— Your objective —
The response must match the data below exactly, line for line.

— Material for this task —
+++++

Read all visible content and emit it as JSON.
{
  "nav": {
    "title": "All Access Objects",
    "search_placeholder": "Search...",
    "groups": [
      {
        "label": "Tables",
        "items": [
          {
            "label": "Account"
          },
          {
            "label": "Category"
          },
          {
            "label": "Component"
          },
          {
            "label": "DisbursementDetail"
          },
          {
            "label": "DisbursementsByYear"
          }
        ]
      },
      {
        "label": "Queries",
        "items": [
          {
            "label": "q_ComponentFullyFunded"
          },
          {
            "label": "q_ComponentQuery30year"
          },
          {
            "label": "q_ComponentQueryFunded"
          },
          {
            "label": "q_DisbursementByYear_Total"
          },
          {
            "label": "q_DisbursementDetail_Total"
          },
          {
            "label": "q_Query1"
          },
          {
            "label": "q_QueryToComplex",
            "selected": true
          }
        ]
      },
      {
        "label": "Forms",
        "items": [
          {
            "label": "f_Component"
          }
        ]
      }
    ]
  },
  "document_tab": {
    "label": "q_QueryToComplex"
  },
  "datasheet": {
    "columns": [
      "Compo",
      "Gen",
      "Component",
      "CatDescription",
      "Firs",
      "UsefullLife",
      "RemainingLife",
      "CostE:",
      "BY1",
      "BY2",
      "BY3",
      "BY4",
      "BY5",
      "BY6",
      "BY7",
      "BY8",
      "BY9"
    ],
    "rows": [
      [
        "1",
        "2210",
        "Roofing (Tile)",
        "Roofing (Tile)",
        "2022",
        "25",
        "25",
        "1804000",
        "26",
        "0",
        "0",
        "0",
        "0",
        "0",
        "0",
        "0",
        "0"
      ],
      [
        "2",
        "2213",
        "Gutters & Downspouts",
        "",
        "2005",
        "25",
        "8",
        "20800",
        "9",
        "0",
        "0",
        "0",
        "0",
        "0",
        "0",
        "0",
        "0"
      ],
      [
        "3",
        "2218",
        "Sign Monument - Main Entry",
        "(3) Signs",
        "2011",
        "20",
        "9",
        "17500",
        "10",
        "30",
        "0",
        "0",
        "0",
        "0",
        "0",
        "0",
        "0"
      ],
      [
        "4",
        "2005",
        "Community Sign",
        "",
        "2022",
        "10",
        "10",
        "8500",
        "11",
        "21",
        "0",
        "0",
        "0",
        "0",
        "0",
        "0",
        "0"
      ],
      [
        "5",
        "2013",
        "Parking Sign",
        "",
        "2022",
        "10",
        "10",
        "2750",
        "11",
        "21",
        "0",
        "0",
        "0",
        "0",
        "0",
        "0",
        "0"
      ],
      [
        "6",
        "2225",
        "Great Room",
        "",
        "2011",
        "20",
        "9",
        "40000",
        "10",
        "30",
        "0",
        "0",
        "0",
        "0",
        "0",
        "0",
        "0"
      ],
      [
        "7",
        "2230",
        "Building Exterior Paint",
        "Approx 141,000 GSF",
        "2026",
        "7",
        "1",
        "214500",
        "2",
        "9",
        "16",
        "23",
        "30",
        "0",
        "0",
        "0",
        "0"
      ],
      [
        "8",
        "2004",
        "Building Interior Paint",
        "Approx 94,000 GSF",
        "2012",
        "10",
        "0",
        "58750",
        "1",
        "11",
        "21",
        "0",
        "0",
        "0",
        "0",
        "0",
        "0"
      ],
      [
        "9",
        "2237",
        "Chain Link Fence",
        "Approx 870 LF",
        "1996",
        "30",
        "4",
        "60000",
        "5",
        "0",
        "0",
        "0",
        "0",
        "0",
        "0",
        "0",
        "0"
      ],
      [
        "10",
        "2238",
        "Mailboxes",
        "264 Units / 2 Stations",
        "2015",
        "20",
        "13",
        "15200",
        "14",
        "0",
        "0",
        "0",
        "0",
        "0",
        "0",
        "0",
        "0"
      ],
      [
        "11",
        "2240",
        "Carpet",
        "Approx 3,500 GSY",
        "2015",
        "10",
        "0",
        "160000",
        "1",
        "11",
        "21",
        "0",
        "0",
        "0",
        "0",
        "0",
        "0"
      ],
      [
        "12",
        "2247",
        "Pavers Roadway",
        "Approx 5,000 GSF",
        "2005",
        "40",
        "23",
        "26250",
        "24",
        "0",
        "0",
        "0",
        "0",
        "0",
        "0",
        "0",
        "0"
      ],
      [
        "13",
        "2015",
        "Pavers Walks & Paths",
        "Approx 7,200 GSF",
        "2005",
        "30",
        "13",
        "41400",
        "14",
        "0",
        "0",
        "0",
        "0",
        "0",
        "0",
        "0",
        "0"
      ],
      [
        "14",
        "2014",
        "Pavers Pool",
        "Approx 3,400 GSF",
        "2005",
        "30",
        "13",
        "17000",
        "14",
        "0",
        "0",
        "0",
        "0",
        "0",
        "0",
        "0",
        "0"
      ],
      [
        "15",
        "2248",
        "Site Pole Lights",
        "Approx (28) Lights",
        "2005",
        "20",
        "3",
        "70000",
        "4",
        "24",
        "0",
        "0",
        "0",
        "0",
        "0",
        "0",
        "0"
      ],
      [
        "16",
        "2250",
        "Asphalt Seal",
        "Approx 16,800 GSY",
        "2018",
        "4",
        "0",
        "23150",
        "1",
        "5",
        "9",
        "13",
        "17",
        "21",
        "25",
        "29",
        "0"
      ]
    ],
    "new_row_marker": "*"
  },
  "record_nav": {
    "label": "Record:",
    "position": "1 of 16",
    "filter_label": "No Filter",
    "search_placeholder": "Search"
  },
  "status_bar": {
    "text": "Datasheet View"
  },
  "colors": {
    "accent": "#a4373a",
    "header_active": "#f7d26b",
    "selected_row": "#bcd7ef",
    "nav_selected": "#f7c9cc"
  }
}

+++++

— Response to this task —
Read all visible content and emit it as JSON.
{
  "nav": {
    "title": "All Access Objects",
    "search_placeholder": "Search...",
    "groups": [
      {
        "label": "Tables",
        "items": [
          {
            "label": "Account"
          },
          {
            "label": "Category"
          },
          {
            "label": "Component"
          },
          {
            "label": "DisbursementDetail"
          },
          {
            "label": "DisbursementsByYear"
          }
        ]
      },
      {
        "label": "Queries",
        "items": [
          {
            "label": "q_ComponentFullyFunded"
          },
          {
            "label": "q_ComponentQuery30year"
          },
          {
            "label": "q_ComponentQueryFunded"
          },
          {
            "label": "q_DisbursementByYear_Total"
          },
          {
            "label": "q_DisbursementDetail_Total"
          },
          {
            "label": "q_Query1"
          },
          {
            "label": "q_QueryToComplex",
            "selected": true
          }
        ]
      },
      {
        "label": "Forms",
        "items": [
          {
            "label": "f_Component"
          }
        ]
      }
    ]
  },
  "document_tab": {
    "label": "q_QueryToComplex"
  },
  "datasheet": {
    "columns": [
      "Compo",
      "Gen",
      "Component",
      "CatDescription",
      "Firs",
      "UsefullLife",
      "RemainingLife",
      "CostE:",
      "BY1",
      "BY2",
      "BY3",
      "BY4",
      "BY5",
      "BY6",
      "BY7",
      "BY8",
      "BY9"
    ],
    "rows": [
      [
        "1",
        "2210",
        "Roofing (Tile)",
        "Roofing (Tile)",
        "2022",
        "25",
        "25",
        "1804000",
        "26",
        "0",
        "0",
        "0",
        "0",
        "0",
        "0",
        "0",
        "0"
      ],
      [
        "2",
        "2213",
        "Gutters & Downspouts",
        "",
        "2005",
        "25",
        "8",
        "20800",
        "9",
        "0",
        "0",
        "0",
        "0",
        "0",
        "0",
        "0",
        "0"
      ],
      [
        "3",
        "2218",
        "Sign Monument - Main Entry",
        "(3) Signs",
        "2011",
        "20",
        "9",
        "17500",
        "10",
        "30",
        "0",
        "0",
        "0",
        "0",
        "0",
        "0",
        "0"
      ],
      [
        "4",
        "2005",
        "Community Sign",
        "",
        "2022",
        "10",
        "10",
        "8500",
        "11",
        "21",
        "0",
        "0",
        "0",
        "0",
        "0",
        "0",
        "0"
      ],
      [
        "5",
        "2013",
        "Parking Sign",
        "",
        "2022",
        "10",
        "10",
        "2750",
        "11",
        "21",
        "0",
        "0",
        "0",
        "0",
        "0",
        "0",
        "0"
      ],
      [
        "6",
        "2225",
        "Great Room",
        "",
        "2011",
        "20",
        "9",
        "40000",
        "10",
        "30",
        "0",
        "0",
        "0",
        "0",
        "0",
        "0",
        "0"
      ],
      [
        "7",
        "2230",
        "Building Exterior Paint",
        "Approx 141,000 GSF",
        "2026",
        "7",
        "1",
        "214500",
        "2",
        "9",
        "16",
        "23",
        "30",
        "0",
        "0",
        "0",
        "0"
      ],
      [
        "8",
        "2004",
        "Building Interior Paint",
        "Approx 94,000 GSF",
        "2012",
        "10",
        "0",
        "58750",
        "1",
        "11",
        "21",
        "0",
        "0",
        "0",
        "0",
        "0",
        "0"
      ],
      [
        "9",
        "2237",
        "Chain Link Fence",
        "Approx 870 LF",
        "1996",
        "30",
        "4",
        "60000",
        "5",
        "0",
        "0",
        "0",
        "0",
        "0",
        "0",
        "0",
        "0"
      ],
      [
        "10",
        "2238",
        "Mailboxes",
        "264 Units / 2 Stations",
        "2015",
        "20",
        "13",
        "15200",
        "14",
        "0",
        "0",
        "0",
        "0",
        "0",
        "0",
        "0",
        "0"
      ],
      [
        "11",
        "2240",
        "Carpet",
        "Approx 3,500 GSY",
        "2015",
        "10",
        "0",
        "160000",
        "1",
        "11",
        "21",
        "0",
        "0",
        "0",
        "0",
        "0",
        "0"
      ],
      [
        "12",
        "2247",
        "Pavers Roadway",
        "Approx 5,000 GSF",
        "2005",
        "40",
        "23",
        "26250",
        "24",
        "0",
        "0",
        "0",
        "0",
        "0",
        "0",
        "0",
        "0"
      ],
      [
        "13",
        "2015",
        "Pavers Walks & Paths",
        "Approx 7,200 GSF",
        "2005",
        "30",
        "13",
        "41400",
        "14",
        "0",
        "0",
        "0",
        "0",
        "0",
        "0",
        "0",
        "0"
      ],
      [
        "14",
        "2014",
        "Pavers Pool",
        "Approx 3,400 GSF",
        "2005",
        "30",
        "13",
        "17000",
        "14",
        "0",
        "0",
        "0",
        "0",
        "0",
        "0",
        "0",
        "0"
      ],
      [
        "15",
        "2248",
        "Site Pole Lights",
        "Approx (28) Lights",
        "2005",
        "20",
        "3",
        "70000",
        "4",
        "24",
        "0",
        "0",
        "0",
        "0",
        "0",
        "0",
        "0"
      ],
      [
        "16",
        "2250",
        "Asphalt Seal",
        "Approx 16,800 GSY",
        "2018",
        "4",
        "0",
        "23150",
        "1",
        "5",
        "9",
        "13",
        "17",
        "21",
        "25",
        "29",
        "0"
      ]
    ],
    "new_row_marker": "*"
  },
  "record_nav": {
    "label": "Record:",
    "position": "1 of 16",
    "filter_label": "No Filter",
    "search_placeholder": "Search"
  },
  "status_bar": {
    "text": "Datasheet View"
  },
  "colors": {
    "accent": "#a4373a",
    "header_active": "#f7d26b",
    "selected_row": "#bcd7ef",
    "nav_selected": "#f7c9cc"
  }
}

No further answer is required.